* [Your task]
Below are some entries; write out each one of them exactly.

(Beginning of Task material)

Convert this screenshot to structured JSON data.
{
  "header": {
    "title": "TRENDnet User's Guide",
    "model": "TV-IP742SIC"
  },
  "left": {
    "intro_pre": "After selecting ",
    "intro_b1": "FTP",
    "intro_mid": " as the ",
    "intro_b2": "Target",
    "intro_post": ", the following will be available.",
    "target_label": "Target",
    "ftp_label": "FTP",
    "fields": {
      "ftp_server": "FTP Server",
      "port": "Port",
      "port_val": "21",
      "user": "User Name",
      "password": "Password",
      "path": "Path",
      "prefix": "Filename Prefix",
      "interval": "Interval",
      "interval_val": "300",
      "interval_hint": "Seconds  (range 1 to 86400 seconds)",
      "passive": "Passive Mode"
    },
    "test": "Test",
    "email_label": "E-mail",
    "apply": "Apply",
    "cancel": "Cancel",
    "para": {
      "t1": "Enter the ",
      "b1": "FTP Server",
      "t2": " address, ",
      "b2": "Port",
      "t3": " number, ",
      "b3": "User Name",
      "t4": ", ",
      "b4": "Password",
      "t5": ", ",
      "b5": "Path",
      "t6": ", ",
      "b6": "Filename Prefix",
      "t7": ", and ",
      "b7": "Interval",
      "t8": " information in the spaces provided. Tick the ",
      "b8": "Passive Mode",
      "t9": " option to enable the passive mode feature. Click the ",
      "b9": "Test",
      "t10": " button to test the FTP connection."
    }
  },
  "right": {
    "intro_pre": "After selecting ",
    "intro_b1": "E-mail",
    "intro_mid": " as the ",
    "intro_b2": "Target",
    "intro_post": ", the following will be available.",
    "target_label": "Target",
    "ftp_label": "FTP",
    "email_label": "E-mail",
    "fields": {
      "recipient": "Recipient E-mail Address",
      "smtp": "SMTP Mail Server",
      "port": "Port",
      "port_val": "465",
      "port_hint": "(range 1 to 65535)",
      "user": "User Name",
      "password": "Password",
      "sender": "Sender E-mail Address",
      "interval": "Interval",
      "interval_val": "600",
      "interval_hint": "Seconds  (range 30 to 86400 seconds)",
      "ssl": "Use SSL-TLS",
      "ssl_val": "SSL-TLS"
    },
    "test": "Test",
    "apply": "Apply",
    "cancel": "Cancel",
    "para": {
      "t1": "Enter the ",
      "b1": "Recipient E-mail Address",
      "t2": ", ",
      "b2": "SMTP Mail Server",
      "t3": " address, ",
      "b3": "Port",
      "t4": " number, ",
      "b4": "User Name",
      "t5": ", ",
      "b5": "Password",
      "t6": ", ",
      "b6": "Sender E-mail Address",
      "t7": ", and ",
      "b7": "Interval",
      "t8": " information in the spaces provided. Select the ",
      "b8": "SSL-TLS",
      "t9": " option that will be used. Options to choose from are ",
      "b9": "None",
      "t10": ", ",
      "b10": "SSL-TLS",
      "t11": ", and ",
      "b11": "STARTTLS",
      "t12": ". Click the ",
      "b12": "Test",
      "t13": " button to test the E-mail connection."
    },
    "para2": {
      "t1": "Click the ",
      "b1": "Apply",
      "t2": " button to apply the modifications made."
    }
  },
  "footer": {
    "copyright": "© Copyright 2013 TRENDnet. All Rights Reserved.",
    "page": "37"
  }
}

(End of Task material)

* [Written answer]
Convert this screenshot to structured JSON data.
{
  "header": {
    "title": "TRENDnet User's Guide",
    "model": "TV-IP742SIC"
  },
  "left": {
    "intro_pre": "After selecting ",
    "intro_b1": "FTP",
    "intro_mid": " as the ",
    "intro_b2": "Target",
    "intro_post": ", the following will be available.",
    "target_label": "Target",
    "ftp_label": "FTP",
    "fields": {
      "ftp_server": "FTP Server",
      "port": "Port",
      "port_val": "21",
      "user": "User Name",
      "password": "Password",
      "path": "Path",
      "prefix": "Filename Prefix",
      "interval": "Interval",
      "interval_val": "300",
      "interval_hint": "Seconds  (range 1 to 86400 seconds)",
      "passive": "Passive Mode"
    },
    "test": "Test",
    "email_label": "E-mail",
    "apply": "Apply",
    "cancel": "Cancel",
    "para": {
      "t1": "Enter the ",
      "b1": "FTP Server",
      "t2": " address, ",
      "b2": "Port",
      "t3": " number, ",
      "b3": "User Name",
      "t4": ", ",
      "b4": "Password",
      "t5": ", ",
      "b5": "Path",
      "t6": ", ",
      "b6": "Filename Prefix",
      "t7": ", and ",
      "b7": "Interval",
      "t8": " information in the spaces provided. Tick the ",
      "b8": "Passive Mode",
      "t9": " option to enable the passive mode feature. Click the ",
      "b9": "Test",
      "t10": " button to test the FTP connection."
    }
  },
  "right": {
    "intro_pre": "After selecting ",
    "intro_b1": "E-mail",
    "intro_mid": " as the ",
    "intro_b2": "Target",
    "intro_post": ", the following will be available.",
    "target_label": "Target",
    "ftp_label": "FTP",
    "email_label": "E-mail",
    "fields": {
      "recipient": "Recipient E-mail Address",
      "smtp": "SMTP Mail Server",
      "port": "Port",
      "port_val": "465",
      "port_hint": "(range 1 to 65535)",
      "user": "User Name",
      "password": "Password",
      "sender": "Sender E-mail Address",
      "interval": "Interval",
      "interval_val": "600",
      "interval_hint": "Seconds  (range 30 to 86400 seconds)",
      "ssl": "Use SSL-TLS",
      "ssl_val": "SSL-TLS"
    },
    "test": "Test",
    "apply": "Apply",
    "cancel": "Cancel",
    "para": {
      "t1": "Enter the ",
      "b1": "Recipient E-mail Address",
      "t2": ", ",
      "b2": "SMTP Mail Server",
      "t3": " address, ",
      "b3": "Port",
      "t4": " number, ",
      "b4": "User Name",
      "t5": ", ",
      "b5": "Password",
      "t6": ", ",
      "b6": "Sender E-mail Address",
      "t7": ", and ",
      "b7": "Interval",
      "t8": " information in the spaces provided. Select the ",
      "b8": "SSL-TLS",
      "t9": " option that will be used. Options to choose from are ",
      "b9": "None",
      "t10": ", ",
      "b10": "SSL-TLS",
      "t11": ", and ",
      "b11": "STARTTLS",
      "t12": ". Click the ",
      "b12": "Test",
      "t13": " button to test the E-mail connection."
    },
    "para2": {
      "t1": "Click the ",
      "b1": "Apply",
      "t2": " button to apply the modifications made."
    }
  },
  "footer": {
    "copyright": "© Copyright 2013 TRENDnet. All Rights Reserved.",
    "page": "37"
  }
}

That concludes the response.